On Tuesday, 18 June 2019 at 09:17:09 UTC, Bart wrote:
I'm new to component based programming. I've read it is an alternative to oop for speed.
Component based modelling is part of the OO-modelling toolbox. Also, it isn't new, e.g. database-oriented modelling techniques often use the same philosophy (e.g. SA-modelling and ER-modelling predates object-oriented-modelling).
It isn't about speed, it is about being able to combine independently written frameworks (or components) using an id as an identifier for an entity.
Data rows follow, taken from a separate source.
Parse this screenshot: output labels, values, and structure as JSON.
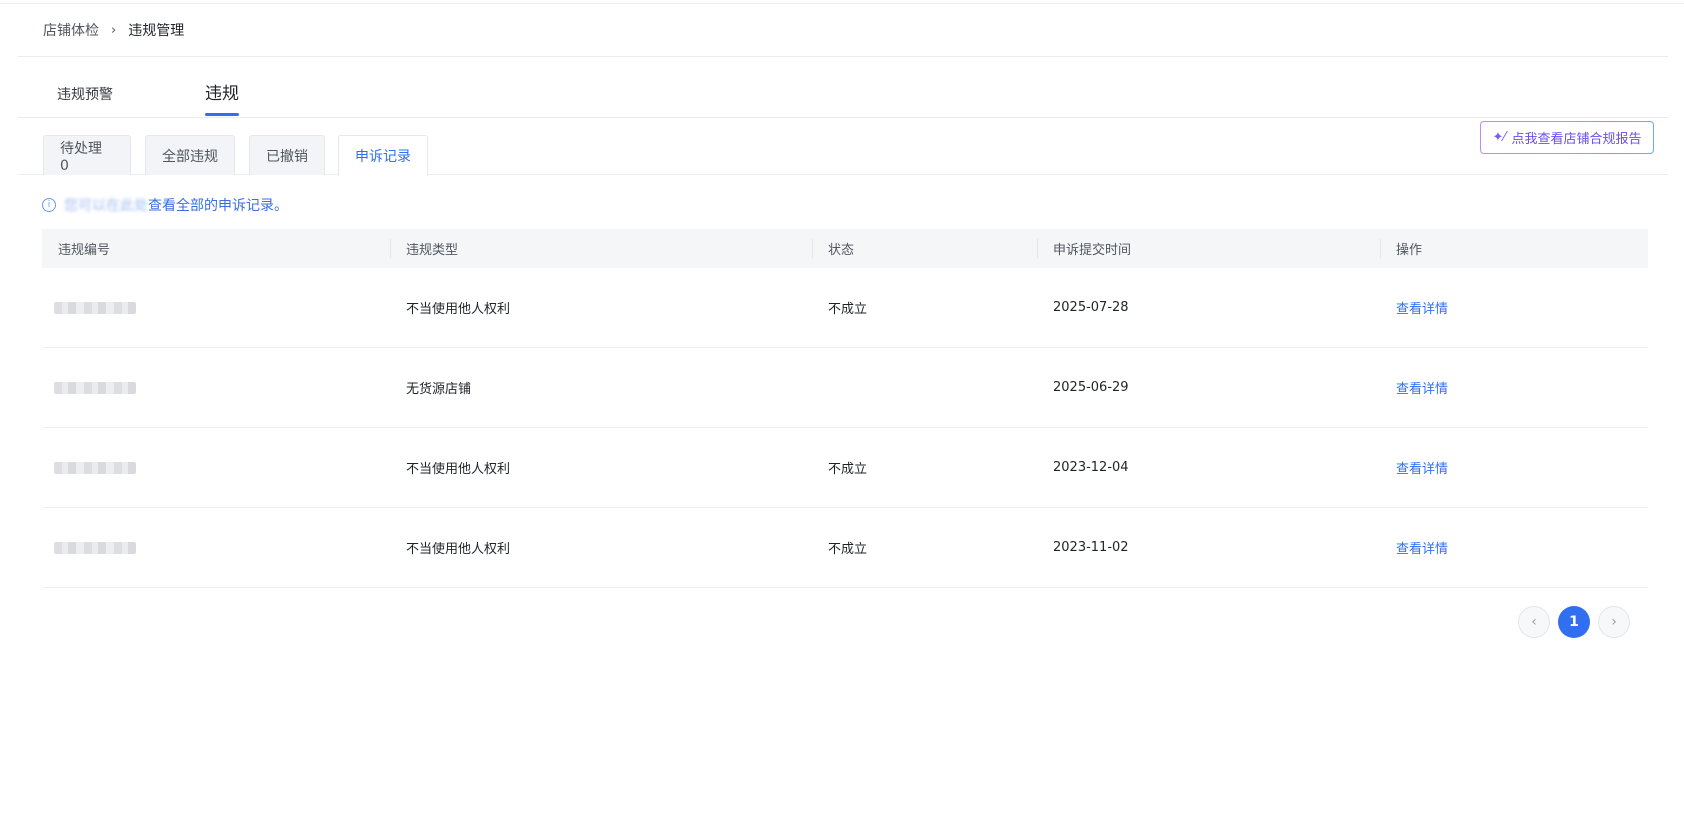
{
  "breadcrumb": {
    "parent": "店铺体检",
    "separator": "›",
    "current": "违规管理"
  },
  "main_tabs": [
    {
      "label": "违规预警"
    },
    {
      "label": "违规"
    }
  ],
  "sub_tabs": [
    {
      "label": "待处理 0"
    },
    {
      "label": "全部违规"
    },
    {
      "label": "已撤销"
    },
    {
      "label": "申诉记录"
    }
  ],
  "report_button": {
    "icon": "sparkle-icon",
    "icon_glyph": "✦⁄",
    "label": "点我查看店铺合规报告"
  },
  "info": {
    "icon_glyph": "i",
    "text_blurred": "您可以在此处",
    "text": "查看全部的申诉记录。"
  },
  "table": {
    "columns": [
      "违规编号",
      "违规类型",
      "状态",
      "申诉提交时间",
      "操作"
    ],
    "rows": [
      {
        "type": "不当使用他人权利",
        "status": "不成立",
        "time": "2025-07-28",
        "action": "查看详情"
      },
      {
        "type": "无货源店铺",
        "status": "",
        "time": "2025-06-29",
        "action": "查看详情"
      },
      {
        "type": "不当使用他人权利",
        "status": "不成立",
        "time": "2023-12-04",
        "action": "查看详情"
      },
      {
        "type": "不当使用他人权利",
        "status": "不成立",
        "time": "2023-11-02",
        "action": "查看详情"
      }
    ]
  },
  "pagination": {
    "prev": "‹",
    "current_page": "1",
    "next": "›"
  },
  "colors": {
    "accent": "#2f6ff0",
    "header_bg": "#f5f6f8"
  }
}
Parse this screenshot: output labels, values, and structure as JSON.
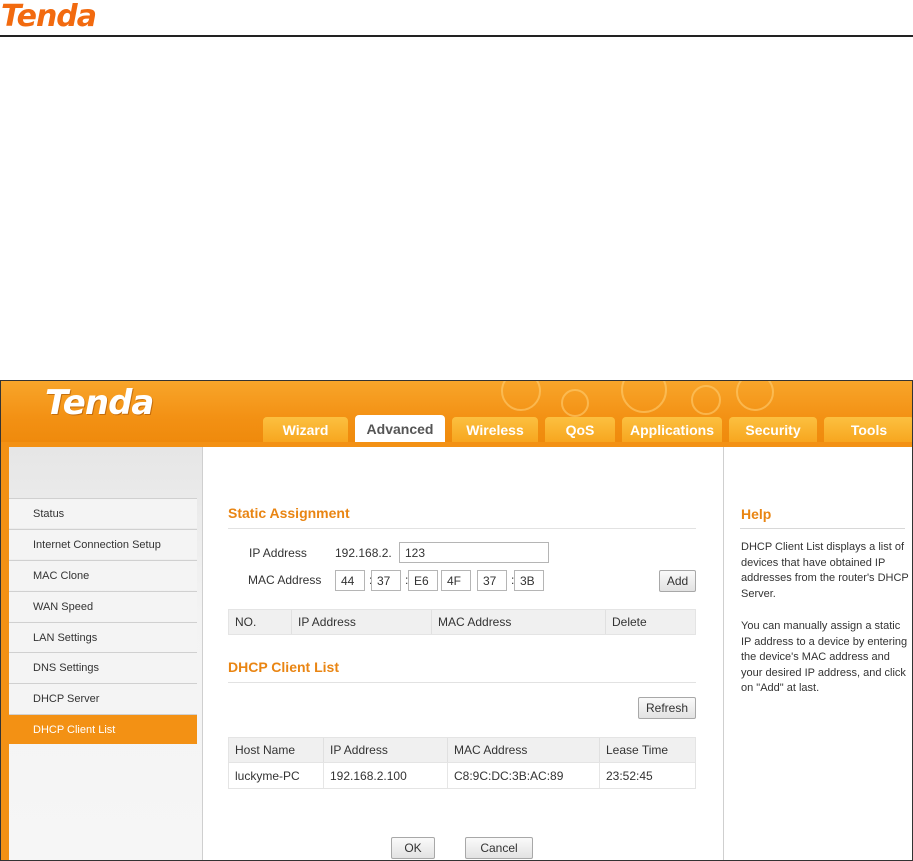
{
  "document": {
    "logo_text": "Tenda"
  },
  "app": {
    "logo_text": "Tenda",
    "tabs": [
      {
        "label": "Wizard",
        "active": false
      },
      {
        "label": "Advanced",
        "active": true
      },
      {
        "label": "Wireless",
        "active": false
      },
      {
        "label": "QoS",
        "active": false
      },
      {
        "label": "Applications",
        "active": false
      },
      {
        "label": "Security",
        "active": false
      },
      {
        "label": "Tools",
        "active": false
      }
    ]
  },
  "sidebar": {
    "items": [
      {
        "label": "Status",
        "active": false
      },
      {
        "label": "Internet Connection Setup",
        "active": false
      },
      {
        "label": "MAC Clone",
        "active": false
      },
      {
        "label": "WAN Speed",
        "active": false
      },
      {
        "label": "LAN Settings",
        "active": false
      },
      {
        "label": "DNS Settings",
        "active": false
      },
      {
        "label": "DHCP Server",
        "active": false
      },
      {
        "label": "DHCP Client List",
        "active": true
      }
    ]
  },
  "static_assignment": {
    "title": "Static Assignment",
    "ip_label": "IP Address",
    "ip_prefix": "192.168.2.",
    "ip_value": "123",
    "mac_label": "MAC Address",
    "mac_values": [
      "44",
      "37",
      "E6",
      "4F",
      "37",
      "3B"
    ],
    "mac_separator": ":",
    "add_label": "Add",
    "table_headers": [
      "NO.",
      "IP Address",
      "MAC Address",
      "Delete"
    ]
  },
  "client_list": {
    "title": "DHCP Client List",
    "refresh_label": "Refresh",
    "headers": [
      "Host Name",
      "IP Address",
      "MAC Address",
      "Lease Time"
    ],
    "rows": [
      {
        "host": "luckyme-PC",
        "ip": "192.168.2.100",
        "mac": "C8:9C:DC:3B:AC:89",
        "lease": "23:52:45"
      }
    ]
  },
  "actions": {
    "ok_label": "OK",
    "cancel_label": "Cancel"
  },
  "help": {
    "title": "Help",
    "paragraphs": [
      "DHCP Client List displays a list of devices that have obtained IP addresses from the router's DHCP Server.",
      "You can manually assign a static IP address to a device by entering the device's MAC address and your desired IP address, and click on \"Add\" at last."
    ]
  },
  "colors": {
    "accent": "#f39114",
    "title_orange": "#e98513"
  }
}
It also helps when your implementation spans over many computers (or services).
So basically, if you have an independently written hotel-reservation component, a golf-course component, a flight ticket component and so on, then you can compose this to a full "vacation system" by combining the various components.
Nothing new about this, but it got traction around 15-25 years ago as software got expensive to build from scratch (as programs grew larger) and you want to develop a framework of prewritten components that can be combined for easier and cheaper production.
So in that respect you probably, in most cases, trade performance (slower) for easy reuse and easier debugging (in some cases).
In the game community they claim to do it for performance reasons, but that is probably not the case, it is again about costs of doing multithreaded programming and splitting the codebase into specialized chunks that different teams can work on for good performance on individual parts.
So yeah, the claim is "speed", but there is no real substance to that claim, in the general case. Speed isn't a result of the generic modelling-strategy. But in some scenarios it might be easier to partition the design into components and make each component perform well than doing it as a monolithic design.
Although in theory the monolithic design should always perform better if done in an optimal fashion. The problem is that it is too expensive to do an optimal monolithic multi-threaded design well (and change becomes difficult).
E.g. the most high performing OS-kernels are monolithic for performance reasons. However, the development costs of that approach are prohibitive for ordinary software (even games).
Can someone help me understand this a little better and how I'd go about using it in D? Specifically I'm looking at the pros and cons, what are the real similarities and differences to oop, and how one implements them in D(taking in to account D's capabilities).
It has precious little to do with the programming language. It has more to do with modelling. So you probably will learn more from looking at component based modelling as a tool in your OO-modelling toolbox than following a particular implementation of a component based design.
Unless you want to write games, in which case you should look in that direction. (e.g. reuse an existing physics component).